A dictionary definition of the word ‘crystal’ usually leaves you more confused than when you first started, “a piece of a homogeneous solid substance having a natural geometrically regular form with symmetrically arranged plane faces”. Putting all that big-word geology stuff aside, there are many types of naturally occurring crystals in nature, including table salt, snowflakes and precious minerals like rose quartz. A Swarovski crystal, on the other hand, is a totally different story.
Swarovski Crystals are a special type of lead-infused crystal glass, a material that is not found naturally and needs to be man made. Once the crystal glass is produced, it is cut, ground and faceted to produce the crystals used in jewellery, chandeliers, fine crockery, optical instruments, watches, etc.
Many companies produce crystals; what has distinguished Swarovski crystals for the last century, however, is the superior quality of their crystals. The luminescence, clarity and breath taking beauty of a Swarovski crystal is the product of several advances in crystal making technology that Swarovski’s founder established when he started producing the crystals at the turn of the nineteenth century.
The Essence of Swarovski Crystals
In 1891 Daniel Swarovski had a vision – he knew that women loved diamonds, but perfectly formed diamonds were very expensive and extremely rare. In fact, earlier this year, the ‘perfect’ diamond sold for over US $22 million, you can read about it here
Anyway, Daniel wanted to create a man-made flawless diamond type crystal, indistinguishable from the real thing, at a fraction of the price, and far more readily available.
The method used in the creation of Swarovski crystals today is similar to the innovative methods that Daniel Swarovski employed when he started producing the crystals at the end of the nineteenth century. Daniel Swarovski’s father owned a glass cutting factory where Daniel learned the intricacies of working with glass.
As a young man, Daniel visited exhibitions in Germany that showed the public the benefits of electricity, and was inspired to create a new method for cutting crystals that involved electricity. In 1892, he started to apply for patents for the new electrical cutting machine he made. The methods employed by this machine replicated and surpassed laborious non-mechanized processes carried out by glass cutters.
With this new innovative method under his belt, Daniel eventually set up a factory in Wattens, Austria, in 1913 with two other co-founders. The reason the factory came so long after Daniel had perfected his cutting method was because he wanted to ensure that the Swarovski’s company’s cutting and polishing methods were the best in the world.
The same dedication to perfection and quality can be seen in the Swarovski Company today, an enterprise that employs over 20,000 people all over the world. Regardless of the product – whether it be crystals for jewellery, figurines, furnishing, tableware, optical instruments of watched—Swarovski ensures that every piece produced is flawless. The company also maintains its spirit of innovation and has consistently been at the helm of breakthroughs in the crystal glass industry.
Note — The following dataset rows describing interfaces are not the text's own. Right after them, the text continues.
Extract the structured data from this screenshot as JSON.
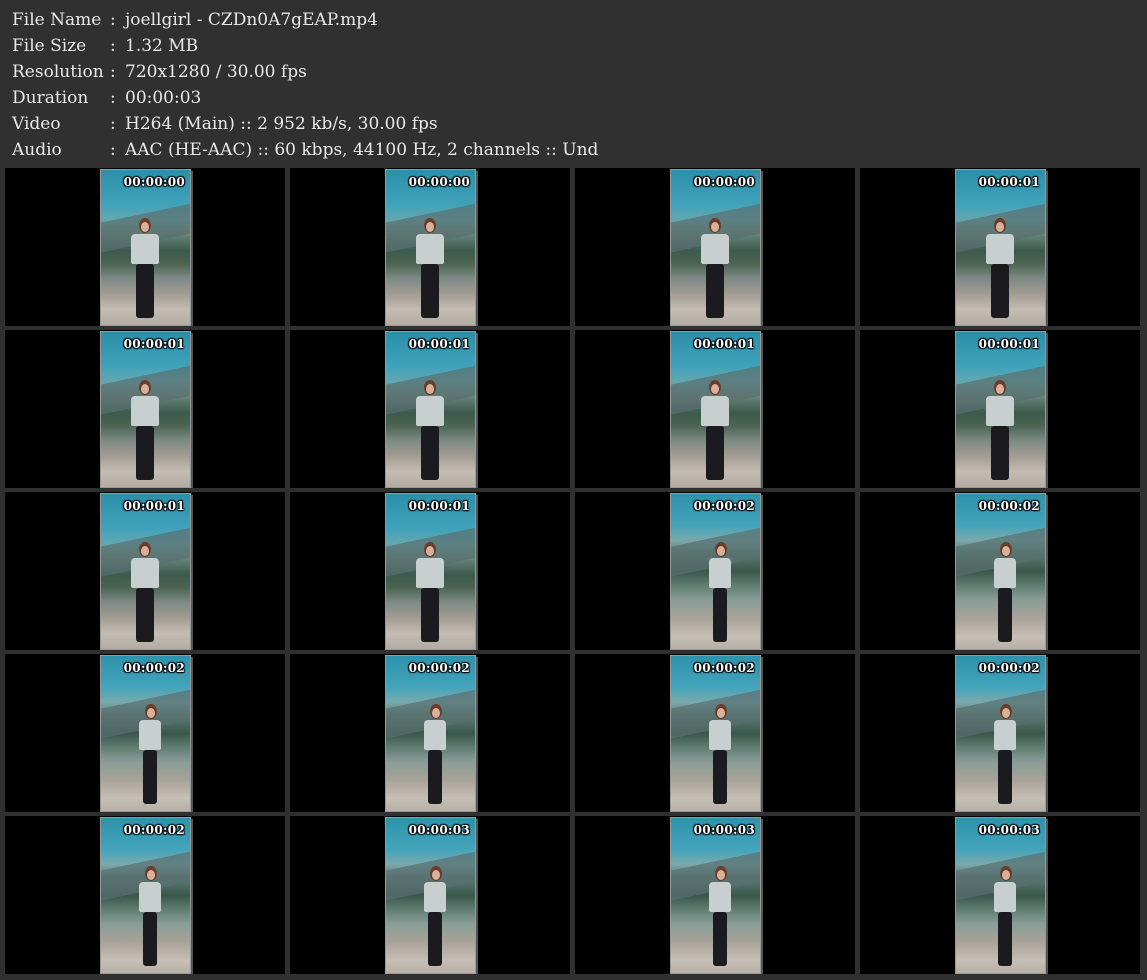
{
  "info": [
    {
      "label": "File Name",
      "value": "joellgirl - CZDn0A7gEAP.mp4"
    },
    {
      "label": "File Size",
      "value": "1.32 MB"
    },
    {
      "label": "Resolution",
      "value": "720x1280 / 30.00 fps"
    },
    {
      "label": "Duration",
      "value": "00:00:03"
    },
    {
      "label": "Video",
      "value": "H264 (Main) :: 2 952 kb/s, 30.00 fps"
    },
    {
      "label": "Audio",
      "value": "AAC (HE-AAC) :: 60 kbps, 44100 Hz, 2 channels :: Und"
    }
  ],
  "separator": ":",
  "thumbnails": [
    "00:00:00",
    "00:00:00",
    "00:00:00",
    "00:00:01",
    "00:00:01",
    "00:00:01",
    "00:00:01",
    "00:00:01",
    "00:00:01",
    "00:00:01",
    "00:00:02",
    "00:00:02",
    "00:00:02",
    "00:00:02",
    "00:00:02",
    "00:00:02",
    "00:00:02",
    "00:00:03",
    "00:00:03",
    "00:00:03"
  ]
}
Owning a Swarovski crystal isn’t just having a nice piece of jewellery, it’s possessing an indescribably beautiful piece of engineered, innovative and sophisticated design. It’s also being a part of a century-long tradition of perfection and excellence. Purchase your own Swarovski crystal today at LocketInn, from our collection of beautiful crystal lockets.
Today the company is still run by family members and has two separate businesses – one manufactures loose elements and the other creates design-driven finished products, including precision-cut genuine gemstones and created stones.
LocketInn is very proud to have selected genuine Swarovski products, you can see the range here